How Local Economy Hurt by UWM Cuts
Epic Creative, a fast-growing West Bend company, depends on graduates of UWM's excellent film department, which faces cutbacks.
Like the classic entrepreneurs of yesteryear, Jim Becker started his company, Epic Creative, in a garage.
After graduating from the distinguished film and video department at the University of Wisconsin – Milwaukee – rated one of the top 20 in the world – Becker set up a boot-strap video production shop in a Port Washington in 1989. He moved out of the garage to West Bend in 1992, where he has been expanding ever since.
Epic now has 85 employees – writers, graphic designers, web developers, account managers, public relations experts, social and digital marketing specialists and camera people.The pay averages $60,000. Almost all its people have college degrees. Epic’s motto is “Work Hard. Have Fun.” Epic has a 50 percent profit share with its people.
In short, this is exactly the kind of employer that every community covets. And it wasn’t recruited from another state. Its roots are here, just like those of almost every other great employer in Wisconsin.
UWM, a rising star in the state in an area with the biggest job creation needs, and its film department, perhaps its highest rated program, which is growing at a time when other enrollments are dropping, should be getting more money from the state, not less.
If this were a private business, any CEO would be investing in the film department, because it’s a moneymaker with 401 undergraduate and 15 graduate students. Enrollment has grown 23 percent since 2011. It could add more students if it got the three professors it needs to staff the classes. (It now has a 69 to 1 ratio of students to full-time faculty against a norm of about 25.) In business, you take your strategy and resources where the action is.
Epic is catching a wave of action as the communication world switches rapidly from text messages to video. Facebook, which is battling YouTube for primacy in the video messaging arena, reported a milestone last quarter. It now hosts more than four billion video views every day among its 1.4 billion users.
Though he in the advertising business with a full service agency (70 percent of revenues) and a video production capability (30 percent), Becker doesn’t advertise for his own company. Word of mouth is bringing all the growth Epic can handle.
Sandy Cashman, his wife and business partner, said, “We are constantly looking for qualified job candidates who come from quality educational programs that prepare them for the real world.”
Becker adds, “We want to hire people with an entrepreneurial spirit: decision makers, risk takers, people who are passionate about what you do, who are independent.”
“People who want to have their hand held don’t make it at Epic.”
“We are currently in the process of hiring another four to five people,” Cashman said. “That’s why we are motivated to support any efforts to help UWM continue its excellent film department, along with its other disciplines.
“Recruiting exceptional talent to West Bend can be a challenge, and UWM’s part in keeping the talent pipeline flowing is important to us.”
The Becker/Epic story is important for another reason. It demonstrates that entrepreneurs can come from many disciplines in a university, not just business, engineering and the sciences.
If UWM is to become a full-fledged hotbed for startups, an E-University, it needs to draw from many kinds of talents.
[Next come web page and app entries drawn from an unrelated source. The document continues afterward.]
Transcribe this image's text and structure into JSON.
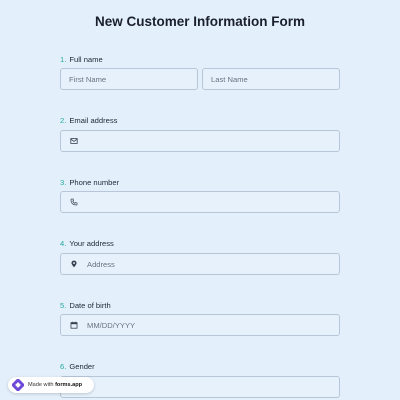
{
  "title": "New Customer Information Form",
  "questions": [
    {
      "num": "1.",
      "label": "Full name"
    },
    {
      "num": "2.",
      "label": "Email address"
    },
    {
      "num": "3.",
      "label": "Phone number"
    },
    {
      "num": "4.",
      "label": "Your address"
    },
    {
      "num": "5.",
      "label": "Date of birth"
    },
    {
      "num": "6.",
      "label": "Gender"
    }
  ],
  "fields": {
    "first_name_placeholder": "First Name",
    "last_name_placeholder": "Last Name",
    "address_placeholder": "Address",
    "dob_placeholder": "MM/DD/YYYY"
  },
  "icons": {
    "email": "envelope-icon",
    "phone": "phone-icon",
    "address": "location-pin-icon",
    "dob": "calendar-icon"
  },
  "badge": {
    "prefix": "Made with",
    "brand": "forms.app"
  },
  "colors": {
    "background": "#e3f0fc",
    "accent_number": "#27a89a",
    "field_border": "#b7c7d8"
  }
}
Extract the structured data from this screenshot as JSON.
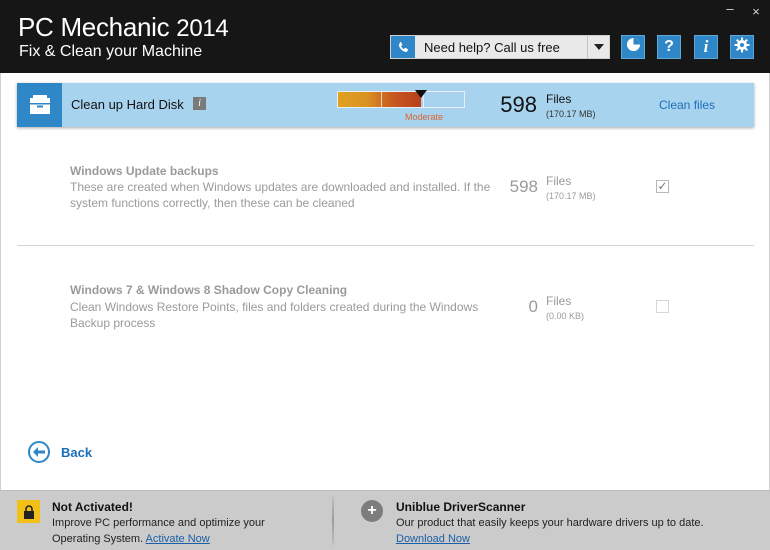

Indeed, the Peck School of the Arts, the Lubar School of Business and the engineering and science schools are already pairing up teams of entrepreneurs that include students from diverse disciplines. UWM just landed a $300,000 grant to do just that.
One obvious conclusion from the Epic story of job creation is that the budgeteers in Madison should do no harm to the momentum that has been built up at UWM over the last two decades.